App and web page records:
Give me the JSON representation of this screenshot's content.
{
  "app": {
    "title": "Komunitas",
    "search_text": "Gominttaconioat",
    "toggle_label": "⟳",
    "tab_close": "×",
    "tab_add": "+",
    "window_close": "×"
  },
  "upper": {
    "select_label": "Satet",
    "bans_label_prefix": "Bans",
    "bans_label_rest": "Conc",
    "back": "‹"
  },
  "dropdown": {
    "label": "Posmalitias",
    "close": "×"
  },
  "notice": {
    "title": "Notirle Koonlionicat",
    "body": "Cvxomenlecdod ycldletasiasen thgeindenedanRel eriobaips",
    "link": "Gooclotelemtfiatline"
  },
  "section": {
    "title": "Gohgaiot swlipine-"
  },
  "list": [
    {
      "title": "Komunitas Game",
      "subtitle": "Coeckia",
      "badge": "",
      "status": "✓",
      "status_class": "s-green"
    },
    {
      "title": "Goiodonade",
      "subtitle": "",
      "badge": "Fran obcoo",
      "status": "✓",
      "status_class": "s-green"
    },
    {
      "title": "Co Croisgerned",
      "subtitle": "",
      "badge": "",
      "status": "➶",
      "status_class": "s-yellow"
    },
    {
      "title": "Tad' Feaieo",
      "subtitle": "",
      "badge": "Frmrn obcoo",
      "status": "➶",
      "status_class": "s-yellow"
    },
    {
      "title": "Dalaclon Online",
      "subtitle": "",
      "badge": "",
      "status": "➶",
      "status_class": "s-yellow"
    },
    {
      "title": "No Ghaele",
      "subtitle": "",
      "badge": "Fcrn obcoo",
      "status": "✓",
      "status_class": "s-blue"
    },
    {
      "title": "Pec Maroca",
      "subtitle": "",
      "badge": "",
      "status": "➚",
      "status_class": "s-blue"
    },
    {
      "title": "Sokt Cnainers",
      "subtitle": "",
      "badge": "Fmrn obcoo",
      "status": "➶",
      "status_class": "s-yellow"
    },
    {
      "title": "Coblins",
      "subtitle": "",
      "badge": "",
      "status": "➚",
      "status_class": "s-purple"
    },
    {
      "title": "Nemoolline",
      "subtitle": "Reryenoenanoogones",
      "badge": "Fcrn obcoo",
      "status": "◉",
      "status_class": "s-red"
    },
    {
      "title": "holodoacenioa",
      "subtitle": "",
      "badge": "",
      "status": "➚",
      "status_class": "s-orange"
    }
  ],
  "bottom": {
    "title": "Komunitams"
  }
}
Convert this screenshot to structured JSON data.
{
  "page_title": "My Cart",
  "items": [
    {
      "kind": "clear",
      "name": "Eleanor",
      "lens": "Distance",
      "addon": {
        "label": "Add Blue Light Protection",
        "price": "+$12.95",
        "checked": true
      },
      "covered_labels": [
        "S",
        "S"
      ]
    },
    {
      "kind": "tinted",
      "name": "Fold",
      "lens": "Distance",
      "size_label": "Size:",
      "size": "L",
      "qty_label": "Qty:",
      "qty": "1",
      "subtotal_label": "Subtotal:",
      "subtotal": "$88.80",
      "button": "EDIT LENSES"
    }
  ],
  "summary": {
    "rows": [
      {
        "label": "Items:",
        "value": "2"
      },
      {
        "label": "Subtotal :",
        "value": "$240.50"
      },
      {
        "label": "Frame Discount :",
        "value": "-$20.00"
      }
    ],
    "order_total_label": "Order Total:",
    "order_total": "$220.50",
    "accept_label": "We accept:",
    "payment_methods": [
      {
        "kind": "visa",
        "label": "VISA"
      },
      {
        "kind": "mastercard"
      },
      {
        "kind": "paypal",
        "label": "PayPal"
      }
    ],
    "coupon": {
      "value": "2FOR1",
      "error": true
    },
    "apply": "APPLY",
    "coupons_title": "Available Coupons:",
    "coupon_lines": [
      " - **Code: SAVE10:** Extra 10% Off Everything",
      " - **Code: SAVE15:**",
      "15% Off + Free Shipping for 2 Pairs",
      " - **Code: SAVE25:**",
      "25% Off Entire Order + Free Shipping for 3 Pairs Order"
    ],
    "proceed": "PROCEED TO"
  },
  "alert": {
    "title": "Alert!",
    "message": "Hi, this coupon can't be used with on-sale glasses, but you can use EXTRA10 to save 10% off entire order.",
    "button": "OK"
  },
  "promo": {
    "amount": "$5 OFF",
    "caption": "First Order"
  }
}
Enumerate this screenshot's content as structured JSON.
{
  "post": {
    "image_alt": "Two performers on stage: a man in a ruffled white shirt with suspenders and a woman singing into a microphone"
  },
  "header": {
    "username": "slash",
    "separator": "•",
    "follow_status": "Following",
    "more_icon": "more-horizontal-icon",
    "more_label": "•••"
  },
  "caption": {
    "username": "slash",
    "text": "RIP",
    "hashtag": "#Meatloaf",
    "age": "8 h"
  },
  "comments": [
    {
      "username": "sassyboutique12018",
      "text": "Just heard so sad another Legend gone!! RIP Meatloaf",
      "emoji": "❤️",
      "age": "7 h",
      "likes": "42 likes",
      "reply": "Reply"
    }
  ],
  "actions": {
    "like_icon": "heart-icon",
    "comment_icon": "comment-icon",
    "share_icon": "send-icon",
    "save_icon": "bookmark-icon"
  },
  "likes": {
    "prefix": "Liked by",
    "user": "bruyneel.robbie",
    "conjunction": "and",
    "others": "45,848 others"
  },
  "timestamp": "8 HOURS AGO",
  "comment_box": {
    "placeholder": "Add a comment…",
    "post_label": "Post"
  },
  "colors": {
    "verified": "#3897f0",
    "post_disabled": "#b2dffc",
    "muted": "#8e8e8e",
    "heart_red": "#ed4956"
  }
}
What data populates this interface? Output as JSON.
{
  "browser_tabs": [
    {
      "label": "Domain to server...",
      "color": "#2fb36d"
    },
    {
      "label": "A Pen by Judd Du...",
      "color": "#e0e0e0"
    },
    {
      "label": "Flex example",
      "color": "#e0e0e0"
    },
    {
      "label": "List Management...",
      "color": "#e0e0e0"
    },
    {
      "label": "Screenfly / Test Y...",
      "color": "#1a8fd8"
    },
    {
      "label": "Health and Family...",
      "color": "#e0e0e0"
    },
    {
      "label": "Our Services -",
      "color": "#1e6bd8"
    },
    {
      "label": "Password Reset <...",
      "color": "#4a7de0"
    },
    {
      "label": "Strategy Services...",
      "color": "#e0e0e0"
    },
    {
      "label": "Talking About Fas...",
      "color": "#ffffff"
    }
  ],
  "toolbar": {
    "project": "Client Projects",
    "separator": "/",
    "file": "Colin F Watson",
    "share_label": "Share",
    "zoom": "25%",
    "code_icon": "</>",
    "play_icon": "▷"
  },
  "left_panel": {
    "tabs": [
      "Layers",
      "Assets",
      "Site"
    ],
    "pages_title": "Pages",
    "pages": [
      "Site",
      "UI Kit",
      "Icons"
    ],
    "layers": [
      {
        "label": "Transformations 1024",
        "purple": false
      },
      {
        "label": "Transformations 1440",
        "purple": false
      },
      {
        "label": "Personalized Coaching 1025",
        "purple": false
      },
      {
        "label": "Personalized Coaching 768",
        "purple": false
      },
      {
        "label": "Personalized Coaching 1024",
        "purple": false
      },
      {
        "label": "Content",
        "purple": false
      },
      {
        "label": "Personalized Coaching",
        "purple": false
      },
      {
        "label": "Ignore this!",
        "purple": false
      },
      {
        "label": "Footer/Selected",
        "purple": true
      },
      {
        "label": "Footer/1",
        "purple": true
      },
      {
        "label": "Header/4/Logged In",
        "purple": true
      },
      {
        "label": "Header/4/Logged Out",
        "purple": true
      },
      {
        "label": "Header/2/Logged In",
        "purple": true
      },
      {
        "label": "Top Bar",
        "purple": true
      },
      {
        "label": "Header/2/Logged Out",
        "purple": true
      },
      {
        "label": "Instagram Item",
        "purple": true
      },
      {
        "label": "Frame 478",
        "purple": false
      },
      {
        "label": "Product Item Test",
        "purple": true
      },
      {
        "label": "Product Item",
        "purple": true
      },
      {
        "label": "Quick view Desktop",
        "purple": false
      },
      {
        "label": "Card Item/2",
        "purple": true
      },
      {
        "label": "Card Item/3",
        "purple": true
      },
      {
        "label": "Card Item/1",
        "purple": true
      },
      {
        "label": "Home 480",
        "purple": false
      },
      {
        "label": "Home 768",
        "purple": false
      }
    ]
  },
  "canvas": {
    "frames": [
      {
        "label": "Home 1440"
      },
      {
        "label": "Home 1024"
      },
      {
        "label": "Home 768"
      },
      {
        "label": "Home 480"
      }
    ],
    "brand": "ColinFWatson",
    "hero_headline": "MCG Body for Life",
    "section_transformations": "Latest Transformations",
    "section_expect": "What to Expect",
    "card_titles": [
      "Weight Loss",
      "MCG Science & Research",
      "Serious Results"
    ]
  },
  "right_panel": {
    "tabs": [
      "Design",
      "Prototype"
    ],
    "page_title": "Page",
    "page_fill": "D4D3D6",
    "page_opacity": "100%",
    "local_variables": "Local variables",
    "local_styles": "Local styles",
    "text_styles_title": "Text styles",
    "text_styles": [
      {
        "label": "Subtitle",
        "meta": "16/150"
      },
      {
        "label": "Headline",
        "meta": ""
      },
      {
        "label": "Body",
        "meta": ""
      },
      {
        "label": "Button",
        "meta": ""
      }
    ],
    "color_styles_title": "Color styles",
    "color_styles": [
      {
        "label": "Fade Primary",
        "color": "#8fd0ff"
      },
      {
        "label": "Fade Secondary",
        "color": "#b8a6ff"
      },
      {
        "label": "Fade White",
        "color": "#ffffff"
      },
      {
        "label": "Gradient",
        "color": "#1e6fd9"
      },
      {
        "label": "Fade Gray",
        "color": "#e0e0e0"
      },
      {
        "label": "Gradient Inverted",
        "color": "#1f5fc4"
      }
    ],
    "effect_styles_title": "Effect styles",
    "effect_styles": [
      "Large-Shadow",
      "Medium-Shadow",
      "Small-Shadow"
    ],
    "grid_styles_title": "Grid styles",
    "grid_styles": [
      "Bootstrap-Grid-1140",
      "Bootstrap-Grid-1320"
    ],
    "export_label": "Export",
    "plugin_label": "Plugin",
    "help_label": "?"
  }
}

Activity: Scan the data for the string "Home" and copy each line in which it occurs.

Response below:
        "label": "Home 480",
        "label": "Home 768",
        "label": "Home 1440"
        "label": "Home 1024"
        "label": "Home 768"
        "label": "Home 480"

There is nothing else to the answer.